- Some civic skills such as the ability to “determine the reliability of information sources”.
What HB 3979 and SB 3 have in common
References to eugenics and KKK are not included in SB 3, but both bills prohibit discussing these topics:
- That one race or gender is inherently superior to another
- An individual, because of their race or gender, is inherently racist, sexist or oppressive, whether consciously or unconsciously
- Moral character of an individual can be determined by race or gender
- An individual is responsible for actions committed in the past by other members of their race or sex
- A person must experience discomfort, guilt, anguish, or any other form of psychological distress due to their race or gender.

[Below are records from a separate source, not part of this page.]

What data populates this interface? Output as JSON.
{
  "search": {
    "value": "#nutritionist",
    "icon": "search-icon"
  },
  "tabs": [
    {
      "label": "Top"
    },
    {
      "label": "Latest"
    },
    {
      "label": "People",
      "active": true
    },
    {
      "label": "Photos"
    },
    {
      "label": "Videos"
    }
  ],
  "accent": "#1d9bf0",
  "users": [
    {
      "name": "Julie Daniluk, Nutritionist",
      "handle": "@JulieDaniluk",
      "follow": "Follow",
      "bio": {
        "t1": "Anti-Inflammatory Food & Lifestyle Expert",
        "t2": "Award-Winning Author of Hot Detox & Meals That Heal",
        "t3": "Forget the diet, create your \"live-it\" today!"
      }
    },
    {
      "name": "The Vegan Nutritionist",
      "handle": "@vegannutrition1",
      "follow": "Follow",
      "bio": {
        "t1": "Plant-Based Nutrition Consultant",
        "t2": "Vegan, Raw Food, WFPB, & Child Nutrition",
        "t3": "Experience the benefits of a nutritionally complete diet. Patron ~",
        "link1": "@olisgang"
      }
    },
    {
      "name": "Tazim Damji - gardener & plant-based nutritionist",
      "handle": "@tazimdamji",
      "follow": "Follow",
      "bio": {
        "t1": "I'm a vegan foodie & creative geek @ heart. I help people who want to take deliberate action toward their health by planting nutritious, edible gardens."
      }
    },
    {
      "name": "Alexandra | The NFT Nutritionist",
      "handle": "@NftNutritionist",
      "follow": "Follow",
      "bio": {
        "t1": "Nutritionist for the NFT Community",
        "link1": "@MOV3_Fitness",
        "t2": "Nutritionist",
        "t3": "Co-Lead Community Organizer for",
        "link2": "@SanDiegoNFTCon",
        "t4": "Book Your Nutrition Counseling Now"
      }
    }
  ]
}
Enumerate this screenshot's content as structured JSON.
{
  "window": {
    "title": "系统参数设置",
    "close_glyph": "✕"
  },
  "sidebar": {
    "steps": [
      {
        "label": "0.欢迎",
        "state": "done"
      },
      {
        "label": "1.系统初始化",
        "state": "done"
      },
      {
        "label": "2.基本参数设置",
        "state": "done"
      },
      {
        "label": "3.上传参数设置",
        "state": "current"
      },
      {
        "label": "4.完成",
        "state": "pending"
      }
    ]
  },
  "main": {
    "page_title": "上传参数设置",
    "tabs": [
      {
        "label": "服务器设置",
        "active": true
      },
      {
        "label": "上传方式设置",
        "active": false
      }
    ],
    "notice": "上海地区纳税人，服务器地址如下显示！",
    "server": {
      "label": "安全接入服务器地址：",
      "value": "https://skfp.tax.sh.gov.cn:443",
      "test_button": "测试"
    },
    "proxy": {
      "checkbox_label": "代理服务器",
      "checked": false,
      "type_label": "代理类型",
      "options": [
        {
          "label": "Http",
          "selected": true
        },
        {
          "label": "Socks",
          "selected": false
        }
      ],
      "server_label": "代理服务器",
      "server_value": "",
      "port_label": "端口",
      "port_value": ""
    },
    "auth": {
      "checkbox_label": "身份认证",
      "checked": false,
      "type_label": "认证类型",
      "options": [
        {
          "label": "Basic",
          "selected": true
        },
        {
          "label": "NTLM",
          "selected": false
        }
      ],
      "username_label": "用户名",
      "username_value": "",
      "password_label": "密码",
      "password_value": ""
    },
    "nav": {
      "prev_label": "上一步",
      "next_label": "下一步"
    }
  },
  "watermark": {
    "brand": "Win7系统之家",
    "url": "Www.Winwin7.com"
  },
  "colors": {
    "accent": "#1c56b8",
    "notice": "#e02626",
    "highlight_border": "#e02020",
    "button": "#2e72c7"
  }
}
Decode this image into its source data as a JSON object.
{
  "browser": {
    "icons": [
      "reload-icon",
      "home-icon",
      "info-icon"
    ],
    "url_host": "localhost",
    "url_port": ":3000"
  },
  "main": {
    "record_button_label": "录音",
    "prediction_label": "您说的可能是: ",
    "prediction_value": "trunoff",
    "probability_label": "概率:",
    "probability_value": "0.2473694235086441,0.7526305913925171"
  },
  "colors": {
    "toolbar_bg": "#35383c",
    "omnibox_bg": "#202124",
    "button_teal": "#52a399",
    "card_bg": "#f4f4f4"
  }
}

- The values ââof meritocracy and hard work are racist or sexist or were created by members of a particular race to oppress members of another race
- The advent of slavery in the United States formed the true foundation of the nation
- Slavery and Racism Are More Than Deviations, Betrayals, or Failures to Respect “Genuine United States Principles”
Advocates, educators and students have expressed both concern and confusion about what the bill would mean for classrooms.
Certain state legislators and members of the Texas State Board of Education, which oversees the development of curriculum standards for public schools, said that documents not included in SB 3 are not prohibited from teaching. They argue that curriculum standards will be a framework that teachers can expand upon.
Texas House Democrats who broke the quorum blocked the bill from moving forward
So far, the State Senate has given final approval to SB 3 on an 18-4 vote, with nine Democrats absent in Washington to join House Democrats in a protest against the voting bills of the GOP.
However, the House cannot accept SB 3 due to a lack of quorum in the lower house. More than 60 House Democrats remain in Washington, DC, and have not said when they plan to return.